Exercise brief: All entries below must be given again exactly as they stand.

Top of Given information

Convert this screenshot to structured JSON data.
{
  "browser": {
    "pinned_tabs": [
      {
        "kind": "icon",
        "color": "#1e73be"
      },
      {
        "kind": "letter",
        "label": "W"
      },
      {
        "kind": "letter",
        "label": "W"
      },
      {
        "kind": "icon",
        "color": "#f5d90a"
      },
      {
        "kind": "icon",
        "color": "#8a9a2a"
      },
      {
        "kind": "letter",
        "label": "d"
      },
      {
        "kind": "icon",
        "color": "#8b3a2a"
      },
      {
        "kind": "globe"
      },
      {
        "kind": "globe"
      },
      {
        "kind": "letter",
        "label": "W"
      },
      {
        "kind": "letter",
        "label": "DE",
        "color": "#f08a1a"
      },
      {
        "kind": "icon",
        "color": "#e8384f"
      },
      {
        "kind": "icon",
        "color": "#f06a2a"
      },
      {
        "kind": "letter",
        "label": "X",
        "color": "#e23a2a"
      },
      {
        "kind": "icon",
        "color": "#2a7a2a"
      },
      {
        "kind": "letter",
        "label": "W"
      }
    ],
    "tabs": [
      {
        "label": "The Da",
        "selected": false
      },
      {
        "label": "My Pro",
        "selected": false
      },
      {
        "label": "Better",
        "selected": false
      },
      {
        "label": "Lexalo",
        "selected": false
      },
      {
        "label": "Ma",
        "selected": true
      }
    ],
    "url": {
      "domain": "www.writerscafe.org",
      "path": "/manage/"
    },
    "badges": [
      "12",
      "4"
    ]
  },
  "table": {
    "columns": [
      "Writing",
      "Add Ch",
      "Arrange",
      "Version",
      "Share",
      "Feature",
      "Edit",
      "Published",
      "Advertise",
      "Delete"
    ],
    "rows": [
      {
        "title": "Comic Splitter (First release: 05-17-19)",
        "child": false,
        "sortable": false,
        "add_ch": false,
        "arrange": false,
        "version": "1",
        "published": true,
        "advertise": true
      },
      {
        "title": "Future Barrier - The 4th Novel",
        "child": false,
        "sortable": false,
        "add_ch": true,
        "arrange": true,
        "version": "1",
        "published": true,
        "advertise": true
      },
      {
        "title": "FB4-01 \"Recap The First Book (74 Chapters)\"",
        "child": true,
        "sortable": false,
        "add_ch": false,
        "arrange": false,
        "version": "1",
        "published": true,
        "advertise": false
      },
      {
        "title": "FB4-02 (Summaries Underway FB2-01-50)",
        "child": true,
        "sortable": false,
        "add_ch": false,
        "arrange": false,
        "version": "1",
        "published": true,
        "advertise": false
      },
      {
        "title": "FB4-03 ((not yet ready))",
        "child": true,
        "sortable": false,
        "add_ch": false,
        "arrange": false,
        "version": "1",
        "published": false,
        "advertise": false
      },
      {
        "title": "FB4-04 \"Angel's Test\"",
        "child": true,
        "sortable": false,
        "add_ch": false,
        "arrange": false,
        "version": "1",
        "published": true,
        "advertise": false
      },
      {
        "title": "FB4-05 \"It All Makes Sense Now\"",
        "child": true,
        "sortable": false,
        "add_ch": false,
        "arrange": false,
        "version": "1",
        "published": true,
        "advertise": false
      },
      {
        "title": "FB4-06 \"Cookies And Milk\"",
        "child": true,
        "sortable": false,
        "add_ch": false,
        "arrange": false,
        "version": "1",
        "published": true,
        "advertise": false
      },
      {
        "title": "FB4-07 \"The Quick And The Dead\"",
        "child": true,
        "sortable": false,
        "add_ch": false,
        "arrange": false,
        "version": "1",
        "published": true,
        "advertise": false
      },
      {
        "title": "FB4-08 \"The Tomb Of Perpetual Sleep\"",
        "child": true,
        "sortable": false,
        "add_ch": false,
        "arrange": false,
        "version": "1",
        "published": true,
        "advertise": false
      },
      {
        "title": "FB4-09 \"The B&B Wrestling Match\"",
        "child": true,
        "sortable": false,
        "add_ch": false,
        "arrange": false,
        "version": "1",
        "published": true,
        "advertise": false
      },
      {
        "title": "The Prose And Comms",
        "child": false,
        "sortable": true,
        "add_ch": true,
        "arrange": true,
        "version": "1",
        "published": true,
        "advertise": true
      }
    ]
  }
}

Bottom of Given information

Written answer:
Convert this screenshot to structured JSON data.
{
  "browser": {
    "pinned_tabs": [
      {
        "kind": "icon",
        "color": "#1e73be"
      },
      {
        "kind": "letter",
        "label": "W"
      },
      {
        "kind": "letter",
        "label": "W"
      },
      {
        "kind": "icon",
        "color": "#f5d90a"
      },
      {
        "kind": "icon",
        "color": "#8a9a2a"
      },
      {
        "kind": "letter",
        "label": "d"
      },
      {
        "kind": "icon",
        "color": "#8b3a2a"
      },
      {
        "kind": "globe"
      },
      {
        "kind": "globe"
      },
      {
        "kind": "letter",
        "label": "W"
      },
      {
        "kind": "letter",
        "label": "DE",
        "color": "#f08a1a"
      },
      {
        "kind": "icon",
        "color": "#e8384f"
      },
      {
        "kind": "icon",
        "color": "#f06a2a"
      },
      {
        "kind": "letter",
        "label": "X",
        "color": "#e23a2a"
      },
      {
        "kind": "icon",
        "color": "#2a7a2a"
      },
      {
        "kind": "letter",
        "label": "W"
      }
    ],
    "tabs": [
      {
        "label": "The Da",
        "selected": false
      },
      {
        "label": "My Pro",
        "selected": false
      },
      {
        "label": "Better",
        "selected": false
      },
      {
        "label": "Lexalo",
        "selected": false
      },
      {
        "label": "Ma",
        "selected": true
      }
    ],
    "url": {
      "domain": "www.writerscafe.org",
      "path": "/manage/"
    },
    "badges": [
      "12",
      "4"
    ]
  },
  "table": {
    "columns": [
      "Writing",
      "Add Ch",
      "Arrange",
      "Version",
      "Share",
      "Feature",
      "Edit",
      "Published",
      "Advertise",
      "Delete"
    ],
    "rows": [
      {
        "title": "Comic Splitter (First release: 05-17-19)",
        "child": false,
        "sortable": false,
        "add_ch": false,
        "arrange": false,
        "version": "1",
        "published": true,
        "advertise": true
      },
      {
        "title": "Future Barrier - The 4th Novel",
        "child": false,
        "sortable": false,
        "add_ch": true,
        "arrange": true,
        "version": "1",
        "published": true,
        "advertise": true
      },
      {
        "title": "FB4-01 \"Recap The First Book (74 Chapters)\"",
        "child": true,
        "sortable": false,
        "add_ch": false,
        "arrange": false,
        "version": "1",
        "published": true,
        "advertise": false
      },
      {
        "title": "FB4-02 (Summaries Underway FB2-01-50)",
        "child": true,
        "sortable": false,
        "add_ch": false,
        "arrange": false,
        "version": "1",
        "published": true,
        "advertise": false
      },
      {
        "title": "FB4-03 ((not yet ready))",
        "child": true,
        "sortable": false,
        "add_ch": false,
        "arrange": false,
        "version": "1",
        "published": false,
        "advertise": false
      },
      {
        "title": "FB4-04 \"Angel's Test\"",
        "child": true,
        "sortable": false,
        "add_ch": false,
        "arrange": false,
        "version": "1",
        "published": true,
        "advertise": false
      },
      {
        "title": "FB4-05 \"It All Makes Sense Now\"",
        "child": true,
        "sortable": false,
        "add_ch": false,
        "arrange": false,
        "version": "1",
        "published": true,
        "advertise": false
      },
      {
        "title": "FB4-06 \"Cookies And Milk\"",
        "child": true,
        "sortable": false,
        "add_ch": false,
        "arrange": false,
        "version": "1",
        "published": true,
        "advertise": false
      },
      {
        "title": "FB4-07 \"The Quick And The Dead\"",
        "child": true,
        "sortable": false,
        "add_ch": false,
        "arrange": false,
        "version": "1",
        "published": true,
        "advertise": false
      },
      {
        "title": "FB4-08 \"The Tomb Of Perpetual Sleep\"",
        "child": true,
        "sortable": false,
        "add_ch": false,
        "arrange": false,
        "version": "1",
        "published": true,
        "advertise": false
      },
      {
        "title": "FB4-09 \"The B&B Wrestling Match\"",
        "child": true,
        "sortable": false,
        "add_ch": false,
        "arrange": false,
        "version": "1",
        "published": true,
        "advertise": false
      },
      {
        "title": "The Prose And Comms",
        "child": false,
        "sortable": true,
        "add_ch": true,
        "arrange": true,
        "version": "1",
        "published": true,
        "advertise": true
      }
    ]
  }
}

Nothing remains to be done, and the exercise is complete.